* _TASK TO COMPLETE_:
An exact copy of each record is required.

-.-.-

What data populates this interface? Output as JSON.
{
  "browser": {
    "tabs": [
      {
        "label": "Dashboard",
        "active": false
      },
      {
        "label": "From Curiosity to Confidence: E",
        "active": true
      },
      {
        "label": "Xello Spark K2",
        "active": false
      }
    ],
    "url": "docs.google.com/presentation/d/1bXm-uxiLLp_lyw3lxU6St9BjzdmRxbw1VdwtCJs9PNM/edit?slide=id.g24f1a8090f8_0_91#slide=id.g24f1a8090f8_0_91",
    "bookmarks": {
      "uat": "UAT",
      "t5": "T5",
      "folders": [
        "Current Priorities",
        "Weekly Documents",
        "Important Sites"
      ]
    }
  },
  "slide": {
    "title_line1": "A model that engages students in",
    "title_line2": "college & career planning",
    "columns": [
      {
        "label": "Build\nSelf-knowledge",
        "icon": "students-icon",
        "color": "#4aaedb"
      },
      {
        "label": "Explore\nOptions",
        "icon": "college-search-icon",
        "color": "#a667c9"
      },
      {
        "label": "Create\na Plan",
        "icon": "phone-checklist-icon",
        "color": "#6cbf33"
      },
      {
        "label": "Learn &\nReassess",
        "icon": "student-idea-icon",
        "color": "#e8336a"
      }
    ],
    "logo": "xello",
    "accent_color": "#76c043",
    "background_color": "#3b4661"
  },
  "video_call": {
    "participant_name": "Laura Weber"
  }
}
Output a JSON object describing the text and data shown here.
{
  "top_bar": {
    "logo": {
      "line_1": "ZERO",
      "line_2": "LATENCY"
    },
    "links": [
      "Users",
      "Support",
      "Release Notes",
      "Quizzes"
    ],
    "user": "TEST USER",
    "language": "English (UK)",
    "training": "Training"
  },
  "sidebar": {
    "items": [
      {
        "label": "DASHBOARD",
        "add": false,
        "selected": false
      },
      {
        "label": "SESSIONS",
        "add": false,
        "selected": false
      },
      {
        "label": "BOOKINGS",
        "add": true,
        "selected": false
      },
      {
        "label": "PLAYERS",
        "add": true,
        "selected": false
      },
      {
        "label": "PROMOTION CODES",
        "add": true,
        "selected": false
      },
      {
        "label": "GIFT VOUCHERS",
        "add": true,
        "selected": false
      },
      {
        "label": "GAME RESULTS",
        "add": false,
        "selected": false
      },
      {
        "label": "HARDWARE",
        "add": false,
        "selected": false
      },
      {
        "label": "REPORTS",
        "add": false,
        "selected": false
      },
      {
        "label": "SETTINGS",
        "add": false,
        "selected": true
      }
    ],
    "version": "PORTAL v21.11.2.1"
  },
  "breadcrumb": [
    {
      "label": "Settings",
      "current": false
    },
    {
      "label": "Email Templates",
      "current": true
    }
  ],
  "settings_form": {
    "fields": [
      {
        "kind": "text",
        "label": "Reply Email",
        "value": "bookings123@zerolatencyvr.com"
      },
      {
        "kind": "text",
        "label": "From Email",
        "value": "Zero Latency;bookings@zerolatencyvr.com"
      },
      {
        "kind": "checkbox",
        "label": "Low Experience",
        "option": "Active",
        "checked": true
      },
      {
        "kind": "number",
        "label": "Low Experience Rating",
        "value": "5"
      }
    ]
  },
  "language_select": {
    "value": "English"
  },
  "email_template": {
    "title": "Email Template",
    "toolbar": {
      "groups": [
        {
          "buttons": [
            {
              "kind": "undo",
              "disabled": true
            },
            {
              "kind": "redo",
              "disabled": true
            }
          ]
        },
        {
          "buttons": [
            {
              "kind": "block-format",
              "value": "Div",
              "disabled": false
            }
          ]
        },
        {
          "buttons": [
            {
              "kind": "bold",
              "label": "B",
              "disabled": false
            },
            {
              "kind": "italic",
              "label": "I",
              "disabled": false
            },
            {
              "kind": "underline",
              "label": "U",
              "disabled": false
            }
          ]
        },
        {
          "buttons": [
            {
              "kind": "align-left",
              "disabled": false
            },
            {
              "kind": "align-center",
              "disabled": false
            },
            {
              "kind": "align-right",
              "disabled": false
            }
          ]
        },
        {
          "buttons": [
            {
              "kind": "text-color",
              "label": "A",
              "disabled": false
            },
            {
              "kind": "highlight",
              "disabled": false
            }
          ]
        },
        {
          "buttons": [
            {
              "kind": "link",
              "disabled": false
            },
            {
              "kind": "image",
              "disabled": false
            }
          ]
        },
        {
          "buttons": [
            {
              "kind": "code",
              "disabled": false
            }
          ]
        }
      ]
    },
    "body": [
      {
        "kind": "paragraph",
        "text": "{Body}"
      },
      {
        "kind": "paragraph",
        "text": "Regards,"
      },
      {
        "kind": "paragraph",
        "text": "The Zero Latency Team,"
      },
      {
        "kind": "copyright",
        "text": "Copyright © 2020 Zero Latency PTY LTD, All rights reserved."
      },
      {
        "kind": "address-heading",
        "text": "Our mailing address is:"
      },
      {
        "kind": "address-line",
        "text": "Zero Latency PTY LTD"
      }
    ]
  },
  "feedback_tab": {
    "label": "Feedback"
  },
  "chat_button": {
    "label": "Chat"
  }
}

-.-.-

* _ANSWER TO THIS EXERCISE_:
What data populates this interface? Output as JSON.
{
  "browser": {
    "tabs": [
      {
        "label": "Dashboard",
        "active": false
      },
      {
        "label": "From Curiosity to Confidence: E",
        "active": true
      },
      {
        "label": "Xello Spark K2",
        "active": false
      }
    ],
    "url": "docs.google.com/presentation/d/1bXm-uxiLLp_lyw3lxU6St9BjzdmRxbw1VdwtCJs9PNM/edit?slide=id.g24f1a8090f8_0_91#slide=id.g24f1a8090f8_0_91",
    "bookmarks": {
      "uat": "UAT",
      "t5": "T5",
      "folders": [
        "Current Priorities",
        "Weekly Documents",
        "Important Sites"
      ]
    }
  },
  "slide": {
    "title_line1": "A model that engages students in",
    "title_line2": "college & career planning",
    "columns": [
      {
        "label": "Build\nSelf-knowledge",
        "icon": "students-icon",
        "color": "#4aaedb"
      },
      {
        "label": "Explore\nOptions",
        "icon": "college-search-icon",
        "color": "#a667c9"
      },
      {
        "label": "Create\na Plan",
        "icon": "phone-checklist-icon",
        "color": "#6cbf33"
      },
      {
        "label": "Learn &\nReassess",
        "icon": "student-idea-icon",
        "color": "#e8336a"
      }
    ],
    "logo": "xello",
    "accent_color": "#76c043",
    "background_color": "#3b4661"
  },
  "video_call": {
    "participant_name": "Laura Weber"
  }
}
Output a JSON object describing the text and data shown here.
{
  "top_bar": {
    "logo": {
      "line_1": "ZERO",
      "line_2": "LATENCY"
    },
    "links": [
      "Users",
      "Support",
      "Release Notes",
      "Quizzes"
    ],
    "user": "TEST USER",
    "language": "English (UK)",
    "training": "Training"
  },
  "sidebar": {
    "items": [
      {
        "label": "DASHBOARD",
        "add": false,
        "selected": false
      },
      {
        "label": "SESSIONS",
        "add": false,
        "selected": false
      },
      {
        "label": "BOOKINGS",
        "add": true,
        "selected": false
      },
      {
        "label": "PLAYERS",
        "add": true,
        "selected": false
      },
      {
        "label": "PROMOTION CODES",
        "add": true,
        "selected": false
      },
      {
        "label": "GIFT VOUCHERS",
        "add": true,
        "selected": false
      },
      {
        "label": "GAME RESULTS",
        "add": false,
        "selected": false
      },
      {
        "label": "HARDWARE",
        "add": false,
        "selected": false
      },
      {
        "label": "REPORTS",
        "add": false,
        "selected": false
      },
      {
        "label": "SETTINGS",
        "add": false,
        "selected": true
      }
    ],
    "version": "PORTAL v21.11.2.1"
  },
  "breadcrumb": [
    {
      "label": "Settings",
      "current": false
    },
    {
      "label": "Email Templates",
      "current": true
    }
  ],
  "settings_form": {
    "fields": [
      {
        "kind": "text",
        "label": "Reply Email",
        "value": "bookings123@zerolatencyvr.com"
      },
      {
        "kind": "text",
        "label": "From Email",
        "value": "Zero Latency;bookings@zerolatencyvr.com"
      },
      {
        "kind": "checkbox",
        "label": "Low Experience",
        "option": "Active",
        "checked": true
      },
      {
        "kind": "number",
        "label": "Low Experience Rating",
        "value": "5"
      }
    ]
  },
  "language_select": {
    "value": "English"
  },
  "email_template": {
    "title": "Email Template",
    "toolbar": {
      "groups": [
        {
          "buttons": [
            {
              "kind": "undo",
              "disabled": true
            },
            {
              "kind": "redo",
              "disabled": true
            }
          ]
        },
        {
          "buttons": [
            {
              "kind": "block-format",
              "value": "Div",
              "disabled": false
            }
          ]
        },
        {
          "buttons": [
            {
              "kind": "bold",
              "label": "B",
              "disabled": false
            },
            {
              "kind": "italic",
              "label": "I",
              "disabled": false
            },
            {
              "kind": "underline",
              "label": "U",
              "disabled": false
            }
          ]
        },
        {
          "buttons": [
            {
              "kind": "align-left",
              "disabled": false
            },
            {
              "kind": "align-center",
              "disabled": false
            },
            {
              "kind": "align-right",
              "disabled": false
            }
          ]
        },
        {
          "buttons": [
            {
              "kind": "text-color",
              "label": "A",
              "disabled": false
            },
            {
              "kind": "highlight",
              "disabled": false
            }
          ]
        },
        {
          "buttons": [
            {
              "kind": "link",
              "disabled": false
            },
            {
              "kind": "image",
              "disabled": false
            }
          ]
        },
        {
          "buttons": [
            {
              "kind": "code",
              "disabled": false
            }
          ]
        }
      ]
    },
    "body": [
      {
        "kind": "paragraph",
        "text": "{Body}"
      },
      {
        "kind": "paragraph",
        "text": "Regards,"
      },
      {
        "kind": "paragraph",
        "text": "The Zero Latency Team,"
      },
      {
        "kind": "copyright",
        "text": "Copyright © 2020 Zero Latency PTY LTD, All rights reserved."
      },
      {
        "kind": "address-heading",
        "text": "Our mailing address is:"
      },
      {
        "kind": "address-line",
        "text": "Zero Latency PTY LTD"
      }
    ]
  },
  "feedback_tab": {
    "label": "Feedback"
  },
  "chat_button": {
    "label": "Chat"
  }
}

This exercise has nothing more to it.